Exercise aim ▸ Omit the pictures, but give back every entry below exactly as written.

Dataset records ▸
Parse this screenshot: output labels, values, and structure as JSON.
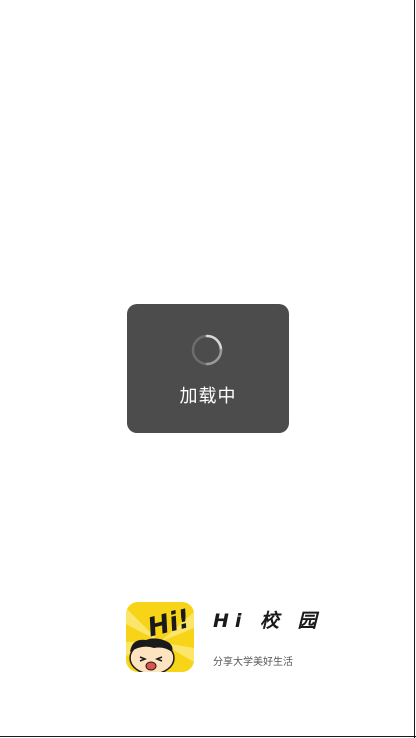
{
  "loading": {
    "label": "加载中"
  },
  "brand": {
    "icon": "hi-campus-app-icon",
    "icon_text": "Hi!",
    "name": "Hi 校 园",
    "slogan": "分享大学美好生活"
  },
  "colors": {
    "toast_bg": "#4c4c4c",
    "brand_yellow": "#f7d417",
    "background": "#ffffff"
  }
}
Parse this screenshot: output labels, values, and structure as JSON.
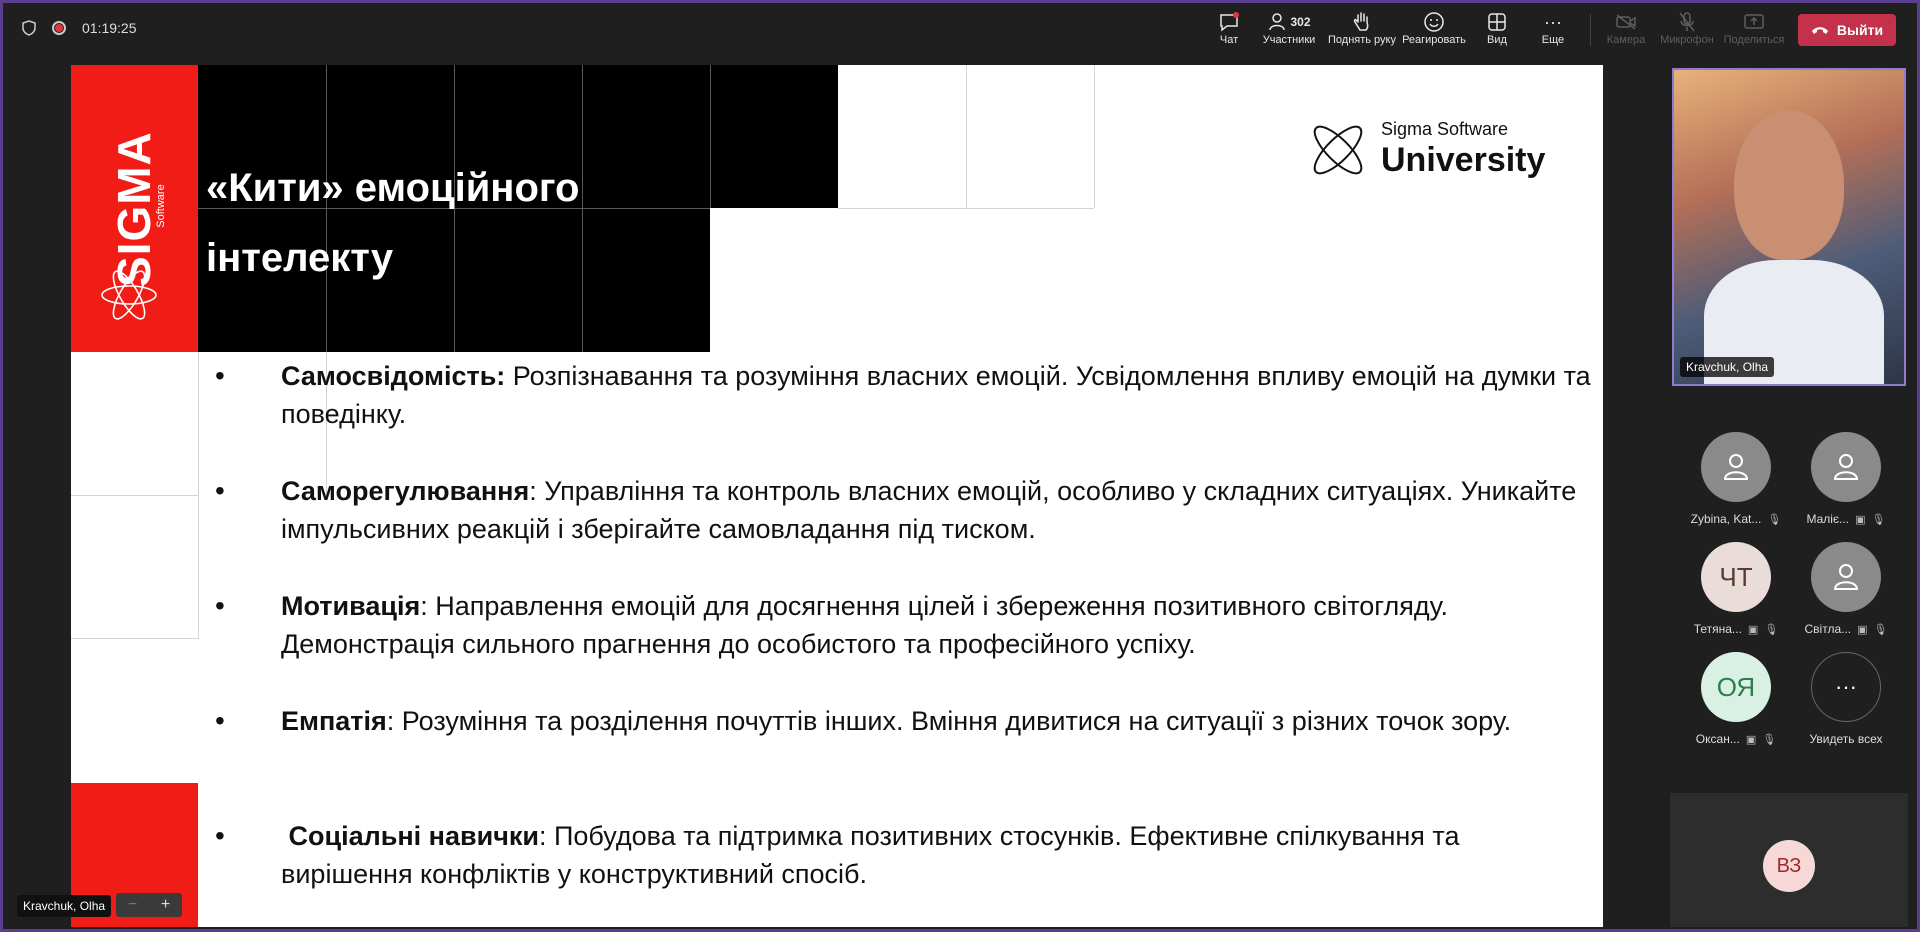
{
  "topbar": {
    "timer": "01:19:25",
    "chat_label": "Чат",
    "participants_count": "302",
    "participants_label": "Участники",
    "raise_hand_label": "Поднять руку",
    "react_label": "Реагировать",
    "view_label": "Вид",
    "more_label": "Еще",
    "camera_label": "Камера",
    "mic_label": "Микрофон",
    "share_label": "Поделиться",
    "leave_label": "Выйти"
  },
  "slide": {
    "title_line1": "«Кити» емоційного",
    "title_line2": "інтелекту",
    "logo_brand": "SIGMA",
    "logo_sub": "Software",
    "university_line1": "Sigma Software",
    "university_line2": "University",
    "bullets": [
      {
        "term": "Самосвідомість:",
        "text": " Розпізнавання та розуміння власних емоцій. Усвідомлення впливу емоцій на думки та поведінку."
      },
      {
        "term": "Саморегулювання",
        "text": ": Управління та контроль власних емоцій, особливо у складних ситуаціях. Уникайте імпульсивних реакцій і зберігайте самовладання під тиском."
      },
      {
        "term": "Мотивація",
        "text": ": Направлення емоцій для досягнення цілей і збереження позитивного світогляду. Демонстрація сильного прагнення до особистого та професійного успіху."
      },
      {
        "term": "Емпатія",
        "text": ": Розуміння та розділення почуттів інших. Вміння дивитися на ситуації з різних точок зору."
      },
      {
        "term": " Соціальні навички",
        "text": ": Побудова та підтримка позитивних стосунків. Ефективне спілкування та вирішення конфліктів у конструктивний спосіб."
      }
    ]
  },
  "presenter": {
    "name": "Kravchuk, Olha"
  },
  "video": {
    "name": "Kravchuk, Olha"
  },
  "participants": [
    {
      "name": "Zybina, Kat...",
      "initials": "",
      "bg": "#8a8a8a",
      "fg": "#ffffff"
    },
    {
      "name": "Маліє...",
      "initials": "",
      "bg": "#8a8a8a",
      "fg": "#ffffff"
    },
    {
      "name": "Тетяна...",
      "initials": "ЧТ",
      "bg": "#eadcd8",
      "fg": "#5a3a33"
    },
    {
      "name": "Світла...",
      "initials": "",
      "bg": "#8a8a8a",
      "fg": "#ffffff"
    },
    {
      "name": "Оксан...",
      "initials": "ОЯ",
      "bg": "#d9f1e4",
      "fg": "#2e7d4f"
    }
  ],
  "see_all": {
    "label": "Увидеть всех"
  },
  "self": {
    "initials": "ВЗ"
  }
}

Answer below ▸
Parse this screenshot: output labels, values, and structure as JSON.
{
  "loading": {
    "label": "加载中"
  },
  "brand": {
    "icon": "hi-campus-app-icon",
    "icon_text": "Hi!",
    "name": "Hi 校 园",
    "slogan": "分享大学美好生活"
  },
  "colors": {
    "toast_bg": "#4c4c4c",
    "brand_yellow": "#f7d417",
    "background": "#ffffff"
  }
}
Parse this screenshot: output labels, values, and structure as JSON.
{
  "topbar": {
    "timer": "01:19:25",
    "chat_label": "Чат",
    "participants_count": "302",
    "participants_label": "Участники",
    "raise_hand_label": "Поднять руку",
    "react_label": "Реагировать",
    "view_label": "Вид",
    "more_label": "Еще",
    "camera_label": "Камера",
    "mic_label": "Микрофон",
    "share_label": "Поделиться",
    "leave_label": "Выйти"
  },
  "slide": {
    "title_line1": "«Кити» емоційного",
    "title_line2": "інтелекту",
    "logo_brand": "SIGMA",
    "logo_sub": "Software",
    "university_line1": "Sigma Software",
    "university_line2": "University",
    "bullets": [
      {
        "term": "Самосвідомість:",
        "text": " Розпізнавання та розуміння власних емоцій. Усвідомлення впливу емоцій на думки та поведінку."
      },
      {
        "term": "Саморегулювання",
        "text": ": Управління та контроль власних емоцій, особливо у складних ситуаціях. Уникайте імпульсивних реакцій і зберігайте самовладання під тиском."
      },
      {
        "term": "Мотивація",
        "text": ": Направлення емоцій для досягнення цілей і збереження позитивного світогляду. Демонстрація сильного прагнення до особистого та професійного успіху."
      },
      {
        "term": "Емпатія",
        "text": ": Розуміння та розділення почуттів інших. Вміння дивитися на ситуації з різних точок зору."
      },
      {
        "term": " Соціальні навички",
        "text": ": Побудова та підтримка позитивних стосунків. Ефективне спілкування та вирішення конфліктів у конструктивний спосіб."
      }
    ]
  },
  "presenter": {
    "name": "Kravchuk, Olha"
  },
  "video": {
    "name": "Kravchuk, Olha"
  },
  "participants": [
    {
      "name": "Zybina, Kat...",
      "initials": "",
      "bg": "#8a8a8a",
      "fg": "#ffffff"
    },
    {
      "name": "Маліє...",
      "initials": "",
      "bg": "#8a8a8a",
      "fg": "#ffffff"
    },
    {
      "name": "Тетяна...",
      "initials": "ЧТ",
      "bg": "#eadcd8",
      "fg": "#5a3a33"
    },
    {
      "name": "Світла...",
      "initials": "",
      "bg": "#8a8a8a",
      "fg": "#ffffff"
    },
    {
      "name": "Оксан...",
      "initials": "ОЯ",
      "bg": "#d9f1e4",
      "fg": "#2e7d4f"
    }
  ],
  "see_all": {
    "label": "Увидеть всех"
  },
  "self": {
    "initials": "ВЗ"
  }
}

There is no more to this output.